(WHAT YOU ARE ASKED TO DO):
Scan the entries for the word "Cell" and return every line that has it.

== EXERCISE MATERIAL

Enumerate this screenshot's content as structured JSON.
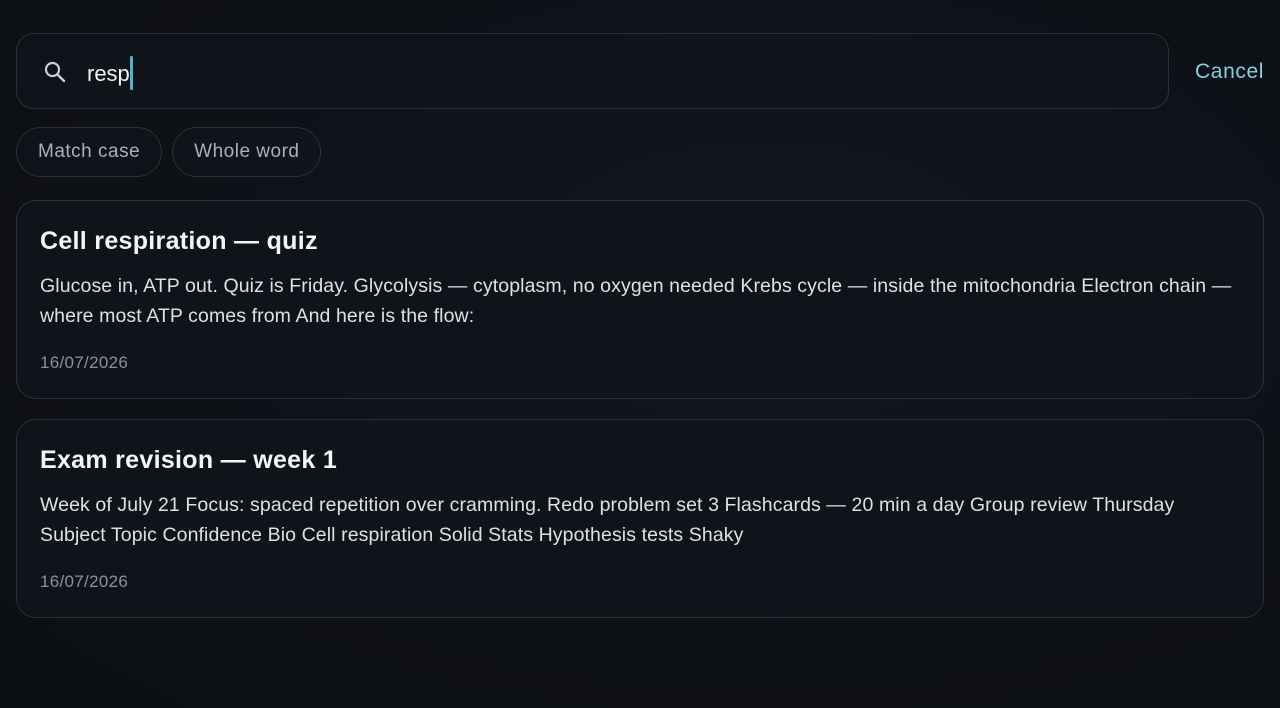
{
  "search": {
    "query": "resp",
    "icon": "search-icon",
    "cancel_label": "Cancel",
    "accent_color": "#7ed3de"
  },
  "filters": [
    {
      "label": "Match case",
      "active": false
    },
    {
      "label": "Whole word",
      "active": false
    }
  ],
  "results": [
    {
      "title": "Cell respiration — quiz",
      "snippet": "Glucose in, ATP out. Quiz is Friday. Glycolysis — cytoplasm, no oxygen needed Krebs cycle — inside the mitochondria Electron chain — where most ATP comes from And here is the flow:",
      "date": "16/07/2026"
    },
    {
      "title": "Exam revision — week 1",
      "snippet": "Week of July 21 Focus: spaced repetition over cramming. Redo problem set 3 Flashcards — 20 min a day Group review Thursday Subject Topic Confidence Bio Cell respiration Solid Stats Hypothesis tests Shaky",
      "date": "16/07/2026"
    }
  ]
}
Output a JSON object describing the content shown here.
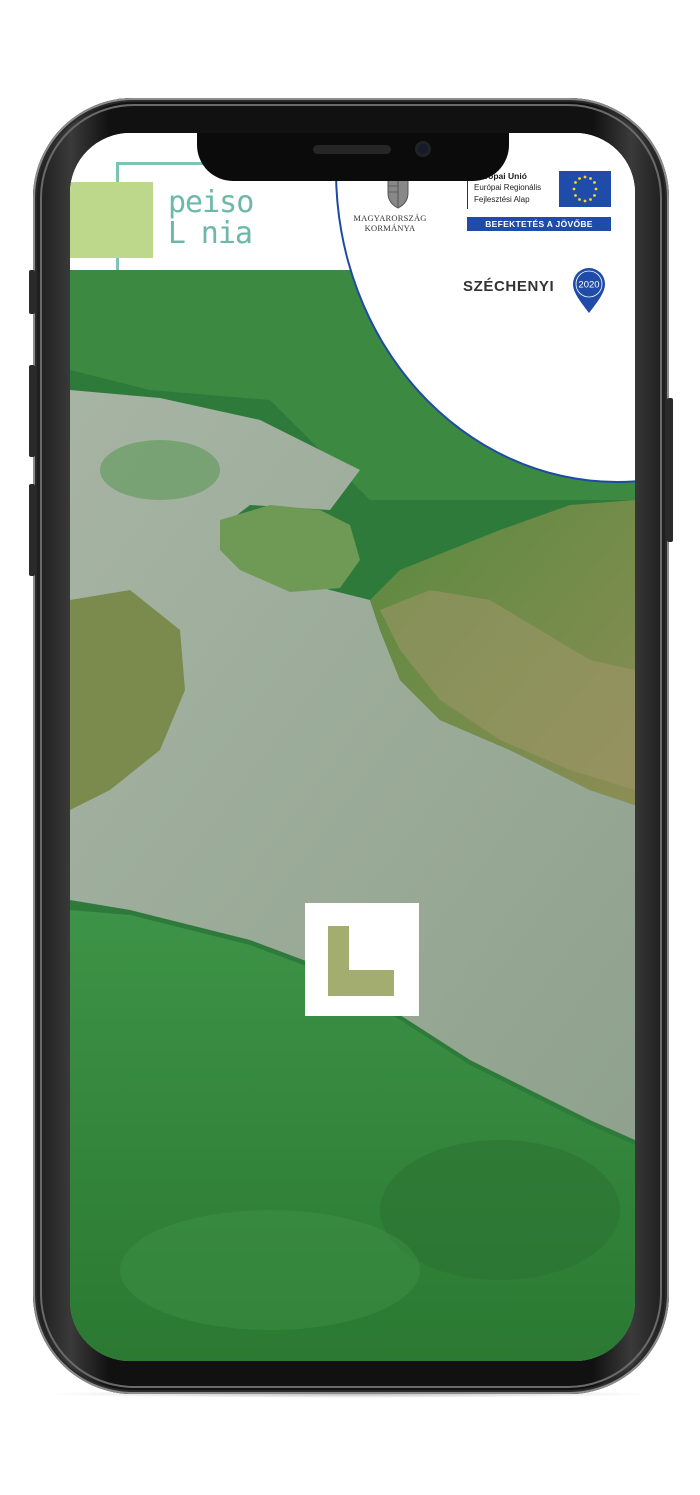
{
  "device": "iPhone",
  "header": {
    "logo": {
      "line1": "peiso",
      "line2": "ᒪ nia"
    },
    "menu_icon": "hamburger-menu-icon",
    "accent_color": "#6cb8a9",
    "logo_square_color": "#bdd88a"
  },
  "funding_badge": {
    "government": {
      "line1": "MAGYARORSZÁG",
      "line2": "KORMÁNYA",
      "icon": "hungarian-coat-of-arms-icon"
    },
    "eu": {
      "title": "Európai Unió",
      "fund_line1": "Európai Regionális",
      "fund_line2": "Fejlesztési Alap",
      "banner": "BEFEKTETÉS A JÖVŐBE",
      "flag_icon": "eu-flag-icon",
      "color": "#1f4ba9"
    },
    "program": {
      "name": "SZÉCHENYI",
      "year": "2020",
      "icon": "location-pin-icon"
    }
  },
  "hero": {
    "image": "aerial-wetland-lake-photo",
    "center_logo_icon": "peisonia-l-mark-icon"
  }
}
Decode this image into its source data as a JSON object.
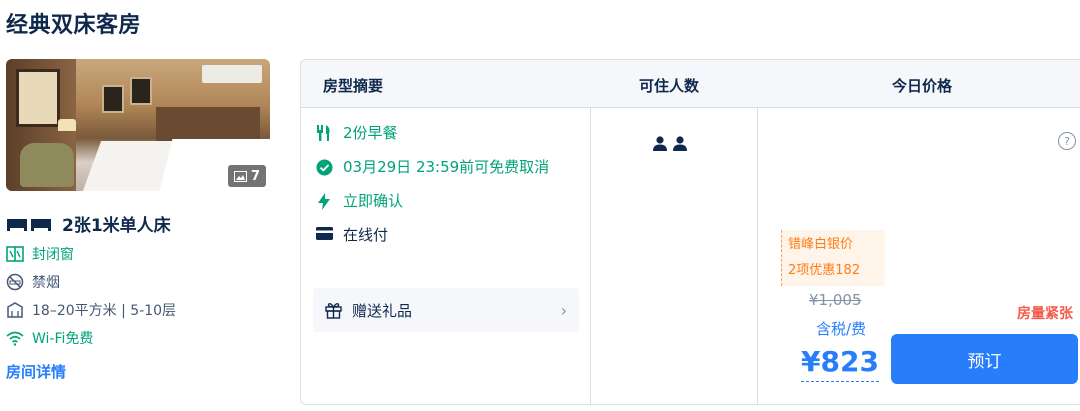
{
  "room": {
    "title": "经典双床客房",
    "photo_count": "7",
    "bed": "2张1米单人床",
    "features": [
      {
        "icon": "window-icon",
        "label": "封闭窗"
      },
      {
        "icon": "no-smoking-icon",
        "label": "禁烟"
      },
      {
        "icon": "area-icon",
        "label": "18–20平方米 | 5-10层"
      },
      {
        "icon": "wifi-icon",
        "label": "Wi-Fi免费"
      }
    ],
    "detail_link": "房间详情"
  },
  "table": {
    "headers": [
      "房型摘要",
      "可住人数",
      "今日价格"
    ]
  },
  "summary": {
    "breakfast": "2份早餐",
    "cancel": "03月29日 23:59前可免费取消",
    "confirm": "立即确认",
    "payment": "在线付",
    "gift": "赠送礼品"
  },
  "pricing": {
    "promo_line1": "错峰白银价",
    "promo_line2": "2项优惠182",
    "original": "¥1,005",
    "tax_note": "含税/费",
    "price": "¥823",
    "urgency": "房量紧张",
    "book_label": "预订"
  },
  "colors": {
    "accent": "#287dfa",
    "green": "#00a37a",
    "orange": "#ff7d13",
    "red": "#f5594a"
  }
}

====

(SOLUTION):
      "title": "Cell respiration — quiz",
      "snippet": "Week of July 21 Focus: spaced repetition over cramming. Redo problem set 3 Flashcards — 20 min a day Group review Thursday Subject Topic Confidence Bio Cell respiration Solid Stats Hypothesis tests Shaky",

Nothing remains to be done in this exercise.